A French woman has won a lawsuit permitting women to go topless at public pools in Berlin.

The decision is also being hailed by proponents of Germany’s freikorperkultur, or “free body culture”.

In 2022, Gabrielle Lebreton, a French woman who lived in the German capital, sued the state of Berlin claiming she been discriminated against when she was asked to cover up by security guards at the Plansche pool in the Treptow-Köpenick district.

Lebreton opined that several men were not considered naked despite only wearing swimming trunks, but the police were called and she was ejected from the premises.

Although she said she was aware of the social differences in topless men and women in Germany, she told Die Zeit at the time that: “For me — and I teach this to my son — no, there is no such difference. For both men and women, the breast is a secondary sexual characteristic but men have the freedom to remove their clothes when it is hot and women do not.”

An interesting interpretation that challenges morals and the law.

While the pool changed its policy afterwards, Lebreton has challenged the state of Berlin over a 2020 law against discrimination.

The Berliner Baederbetriebe, which runs the city’s pools, has responded this week by agreeing with Lebreton’s case, forcing public pools to all permit women to sunbathe and swim topless.

“The ombudsperson’s office very much welcomes the decision of the Baederbetriebe, because it establishes equal rights for all Berliners, whether male, female or non-binary, and because it also creates legal certainty for the staff at the Baederbetriebe,“ said Doris Liebscher, the head of the ombudsperson’s office.

Berlin is just the latest German city to change its position on gender equality and dress codes. In 2022, Siegen in North Rhine-Westphalia and Göttingen in Lower Saxony introduced topless swimming in public pools.

Also last year, Hanover changed its regulations to require only “primary sex organs” to be covered in pools.

But other establishments have taken equality a step further.

In private pools like at Vabali, a chain of spas in Berlin and Hamburg, guests are required to go without any swimming costumes, with only towels permitted in the bathing spaces.

The move in Berlin also speaks to Germany’s love of Freikoerperkultur or FKK — which has its origins in the German Empire. Freikörperkultur, which translates to free body culture,

consists in the connection of health aspects of being naked in light, air and sun with intentions to reform life and society. It is identical with the culture of nudity or naturism.

Arnd Bauerkämper, associate professor of modern history at Freie University in Berlin, in a BBC report said, “Nudism has had a long tradition in Germany. At the turn of the 20th Century, Lebensreform (“life reform”) was in the air, a philosophy that advocated for organic food, sexual liberation, alternative medicine and simpler living closer to nature. Nudism is part of this broader movement, which was directed against industrial modernity, against the new society that emerged in the late 19th Century.”

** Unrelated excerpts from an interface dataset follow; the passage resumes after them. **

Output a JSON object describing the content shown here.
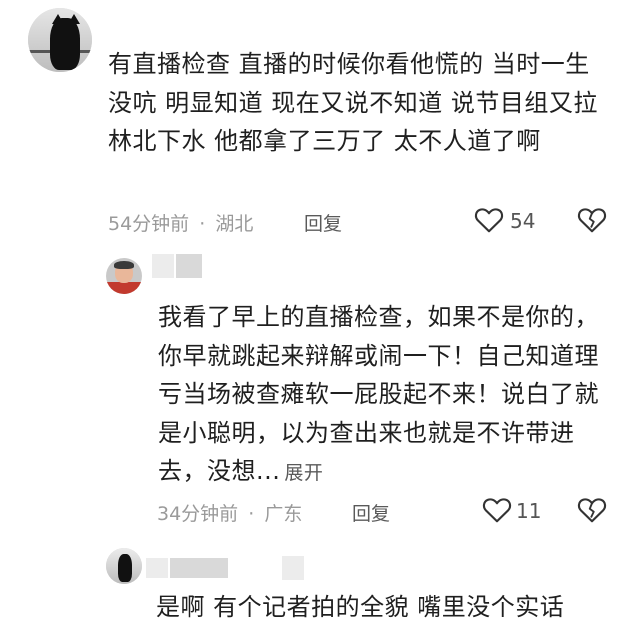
{
  "main_comment": {
    "text": "有直播检查 直播的时候你看他慌的 当时一生没吭 明显知道 现在又说不知道 说节目组又拉林北下水 他都拿了三万了 太不人道了啊",
    "time": "54分钟前",
    "location": "湖北",
    "reply_label": "回复",
    "like_count": "54"
  },
  "reply_1": {
    "text": "我看了早上的直播检查，如果不是你的，你早就跳起来辩解或闹一下！自己知道理亏当场被查瘫软一屁股起不来！说白了就是小聪明，以为查出来也就是不许带进去，没想...",
    "expand_label": "展开",
    "time": "34分钟前",
    "location": "广东",
    "reply_label": "回复",
    "like_count": "11"
  },
  "reply_2": {
    "text": "是啊 有个记者拍的全貌 嘴里没个实话"
  },
  "meta_separator": "·",
  "icons": [
    "heart-icon",
    "broken-heart-icon"
  ]
}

FKK also non-sexualises the body. East Berlin-born Gregor Gysi, president of the European Left, in a Deutsche Welle (DW) report said: “I see FKK as a possible counterweight to the ubiquitous sexualisation in advertising, but also in society in general.”

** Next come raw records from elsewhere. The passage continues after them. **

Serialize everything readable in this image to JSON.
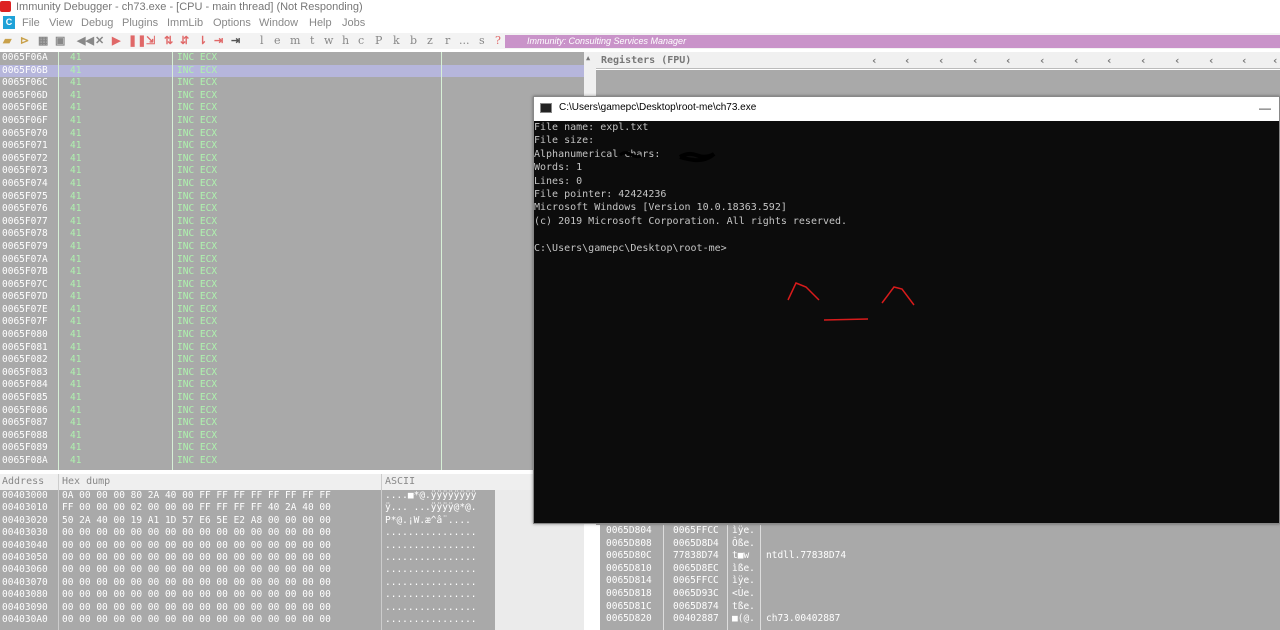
{
  "window": {
    "title": "Immunity Debugger - ch73.exe - [CPU - main thread] (Not Responding)"
  },
  "menu": {
    "c_box": "C",
    "items": [
      "File",
      "View",
      "Debug",
      "Plugins",
      "ImmLib",
      "Options",
      "Window",
      "Help",
      "Jobs"
    ]
  },
  "toolbar": {
    "letters": [
      "l",
      "e",
      "m",
      "t",
      "w",
      "h",
      "c",
      "P",
      "k",
      "b",
      "z",
      "r",
      "...",
      "s",
      "?"
    ],
    "strip_text": "Immunity: Consulting Services Manager"
  },
  "disasm": {
    "rows": [
      {
        "addr": "0065F06A",
        "hex": "41",
        "instr": "INC ECX"
      },
      {
        "addr": "0065F06B",
        "hex": "41",
        "instr": "INC ECX",
        "selected": true
      },
      {
        "addr": "0065F06C",
        "hex": "41",
        "instr": "INC ECX"
      },
      {
        "addr": "0065F06D",
        "hex": "41",
        "instr": "INC ECX"
      },
      {
        "addr": "0065F06E",
        "hex": "41",
        "instr": "INC ECX"
      },
      {
        "addr": "0065F06F",
        "hex": "41",
        "instr": "INC ECX"
      },
      {
        "addr": "0065F070",
        "hex": "41",
        "instr": "INC ECX"
      },
      {
        "addr": "0065F071",
        "hex": "41",
        "instr": "INC ECX"
      },
      {
        "addr": "0065F072",
        "hex": "41",
        "instr": "INC ECX"
      },
      {
        "addr": "0065F073",
        "hex": "41",
        "instr": "INC ECX"
      },
      {
        "addr": "0065F074",
        "hex": "41",
        "instr": "INC ECX"
      },
      {
        "addr": "0065F075",
        "hex": "41",
        "instr": "INC ECX"
      },
      {
        "addr": "0065F076",
        "hex": "41",
        "instr": "INC ECX"
      },
      {
        "addr": "0065F077",
        "hex": "41",
        "instr": "INC ECX"
      },
      {
        "addr": "0065F078",
        "hex": "41",
        "instr": "INC ECX"
      },
      {
        "addr": "0065F079",
        "hex": "41",
        "instr": "INC ECX"
      },
      {
        "addr": "0065F07A",
        "hex": "41",
        "instr": "INC ECX"
      },
      {
        "addr": "0065F07B",
        "hex": "41",
        "instr": "INC ECX"
      },
      {
        "addr": "0065F07C",
        "hex": "41",
        "instr": "INC ECX"
      },
      {
        "addr": "0065F07D",
        "hex": "41",
        "instr": "INC ECX"
      },
      {
        "addr": "0065F07E",
        "hex": "41",
        "instr": "INC ECX"
      },
      {
        "addr": "0065F07F",
        "hex": "41",
        "instr": "INC ECX"
      },
      {
        "addr": "0065F080",
        "hex": "41",
        "instr": "INC ECX"
      },
      {
        "addr": "0065F081",
        "hex": "41",
        "instr": "INC ECX"
      },
      {
        "addr": "0065F082",
        "hex": "41",
        "instr": "INC ECX"
      },
      {
        "addr": "0065F083",
        "hex": "41",
        "instr": "INC ECX"
      },
      {
        "addr": "0065F084",
        "hex": "41",
        "instr": "INC ECX"
      },
      {
        "addr": "0065F085",
        "hex": "41",
        "instr": "INC ECX"
      },
      {
        "addr": "0065F086",
        "hex": "41",
        "instr": "INC ECX"
      },
      {
        "addr": "0065F087",
        "hex": "41",
        "instr": "INC ECX"
      },
      {
        "addr": "0065F088",
        "hex": "41",
        "instr": "INC ECX"
      },
      {
        "addr": "0065F089",
        "hex": "41",
        "instr": "INC ECX"
      },
      {
        "addr": "0065F08A",
        "hex": "41",
        "instr": "INC ECX"
      }
    ]
  },
  "registers": {
    "header": "Registers (FPU)"
  },
  "dump": {
    "col_address": "Address",
    "col_hex": "Hex dump",
    "col_ascii": "ASCII",
    "rows": [
      {
        "addr": "00403000",
        "bytes": "0A 00 00 00 80 2A 40 00 FF FF FF FF FF FF FF FF",
        "ascii": "....■*@.ÿÿÿÿÿÿÿÿ"
      },
      {
        "addr": "00403010",
        "bytes": "FF 00 00 00 02 00 00 00 FF FF FF FF 40 2A 40 00",
        "ascii": "ÿ... ...ÿÿÿÿ@*@."
      },
      {
        "addr": "00403020",
        "bytes": "50 2A 40 00 19 A1 1D 57 E6 5E E2 A8 00 00 00 00",
        "ascii": "P*@.¡W.æ^â¨...."
      },
      {
        "addr": "00403030",
        "bytes": "00 00 00 00 00 00 00 00 00 00 00 00 00 00 00 00",
        "ascii": "................"
      },
      {
        "addr": "00403040",
        "bytes": "00 00 00 00 00 00 00 00 00 00 00 00 00 00 00 00",
        "ascii": "................"
      },
      {
        "addr": "00403050",
        "bytes": "00 00 00 00 00 00 00 00 00 00 00 00 00 00 00 00",
        "ascii": "................"
      },
      {
        "addr": "00403060",
        "bytes": "00 00 00 00 00 00 00 00 00 00 00 00 00 00 00 00",
        "ascii": "................"
      },
      {
        "addr": "00403070",
        "bytes": "00 00 00 00 00 00 00 00 00 00 00 00 00 00 00 00",
        "ascii": "................"
      },
      {
        "addr": "00403080",
        "bytes": "00 00 00 00 00 00 00 00 00 00 00 00 00 00 00 00",
        "ascii": "................"
      },
      {
        "addr": "00403090",
        "bytes": "00 00 00 00 00 00 00 00 00 00 00 00 00 00 00 00",
        "ascii": "................"
      },
      {
        "addr": "004030A0",
        "bytes": "00 00 00 00 00 00 00 00 00 00 00 00 00 00 00 00",
        "ascii": "................"
      }
    ]
  },
  "stack": {
    "rows": [
      {
        "addr": "0065D804",
        "val": "0065FFCC",
        "ascii": "ìÿe.",
        "comment": ""
      },
      {
        "addr": "0065D808",
        "val": "0065D8D4",
        "ascii": "Ôße.",
        "comment": ""
      },
      {
        "addr": "0065D80C",
        "val": "77838D74",
        "ascii": "t■w",
        "comment": "ntdll.77838D74"
      },
      {
        "addr": "0065D810",
        "val": "0065D8EC",
        "ascii": "ìße.",
        "comment": ""
      },
      {
        "addr": "0065D814",
        "val": "0065FFCC",
        "ascii": "ìÿe.",
        "comment": ""
      },
      {
        "addr": "0065D818",
        "val": "0065D93C",
        "ascii": "<Ùe.",
        "comment": ""
      },
      {
        "addr": "0065D81C",
        "val": "0065D874",
        "ascii": "tße.",
        "comment": ""
      },
      {
        "addr": "0065D820",
        "val": "00402887",
        "ascii": "■(@.",
        "comment": "ch73.00402887"
      }
    ]
  },
  "console": {
    "title": "C:\\Users\\gamepc\\Desktop\\root-me\\ch73.exe",
    "lines": [
      "File name: expl.txt",
      "File size:",
      "Alphanumerical chars:",
      "Words: 1",
      "Lines: 0",
      "File pointer: 42424236",
      "Microsoft Windows [Version 10.0.18363.592]",
      "(c) 2019 Microsoft Corporation. All rights reserved.",
      "",
      "C:\\Users\\gamepc\\Desktop\\root-me>"
    ]
  },
  "colors": {
    "panel_bg": "#a9a9a9",
    "selection": "#b6b6dc",
    "console_bg": "#0c0c0c",
    "strip": "#c993c9",
    "scribble": "#d81b1b"
  }
}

Proponents of this culture also state that FKK has beneficial effects on body image and wellbeing. “Nudism makes us happier,” concluded Dr Keon West, a psychology professor at the University of London, who conducted a 2017 survey of 850 British people on the subject.

Many who support FKK believe that a social media-driven desire for the perfect body as well as a more multicultural society where newcomers are not so willing to accept the FKKlers’ acceptance of public nudity is the cause for the trend to be dying out.

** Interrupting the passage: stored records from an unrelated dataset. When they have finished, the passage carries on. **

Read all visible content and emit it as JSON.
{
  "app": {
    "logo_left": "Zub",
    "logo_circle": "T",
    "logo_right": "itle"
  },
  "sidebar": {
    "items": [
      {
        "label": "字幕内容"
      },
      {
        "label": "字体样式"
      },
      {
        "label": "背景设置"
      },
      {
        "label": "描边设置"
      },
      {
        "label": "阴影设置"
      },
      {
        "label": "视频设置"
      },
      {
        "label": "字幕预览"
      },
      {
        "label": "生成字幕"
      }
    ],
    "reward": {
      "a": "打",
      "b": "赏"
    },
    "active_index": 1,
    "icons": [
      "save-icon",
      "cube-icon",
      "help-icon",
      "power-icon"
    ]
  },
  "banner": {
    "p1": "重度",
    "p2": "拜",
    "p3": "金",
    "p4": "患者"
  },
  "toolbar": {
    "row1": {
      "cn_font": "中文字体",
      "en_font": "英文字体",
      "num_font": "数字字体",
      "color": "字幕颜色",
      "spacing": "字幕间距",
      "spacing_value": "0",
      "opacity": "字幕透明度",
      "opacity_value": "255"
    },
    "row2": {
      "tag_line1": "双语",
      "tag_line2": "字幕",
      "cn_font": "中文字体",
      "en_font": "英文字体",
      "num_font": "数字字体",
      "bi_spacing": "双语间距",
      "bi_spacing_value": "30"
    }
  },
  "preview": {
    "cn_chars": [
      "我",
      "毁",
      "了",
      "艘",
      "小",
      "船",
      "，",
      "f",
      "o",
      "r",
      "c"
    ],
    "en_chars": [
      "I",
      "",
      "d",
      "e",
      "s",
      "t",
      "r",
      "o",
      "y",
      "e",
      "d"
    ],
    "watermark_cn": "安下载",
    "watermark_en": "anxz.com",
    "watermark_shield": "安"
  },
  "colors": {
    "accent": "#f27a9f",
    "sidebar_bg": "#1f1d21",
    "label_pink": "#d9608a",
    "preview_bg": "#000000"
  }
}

A report published by Forbes also said that many young people aren’t comfortable baring it all in public. In fact, studies show that most of the naked sunbathers are either over 45 or infants, while bathers in the buff under 25 have become rare.

“Younger people are far less likely than their parents to strip off their trunks or bikinis in public, in part because they regard fashion as a crucial marker of group identity,” said Kurt Fischer, president of the German Federation of Naturist Clubs (DFK).

“People are now defined by their appearance and the concept that ‘naked we are all equal’ is hardly winning,” he added.


Image via Daily Mail

« Back to Articles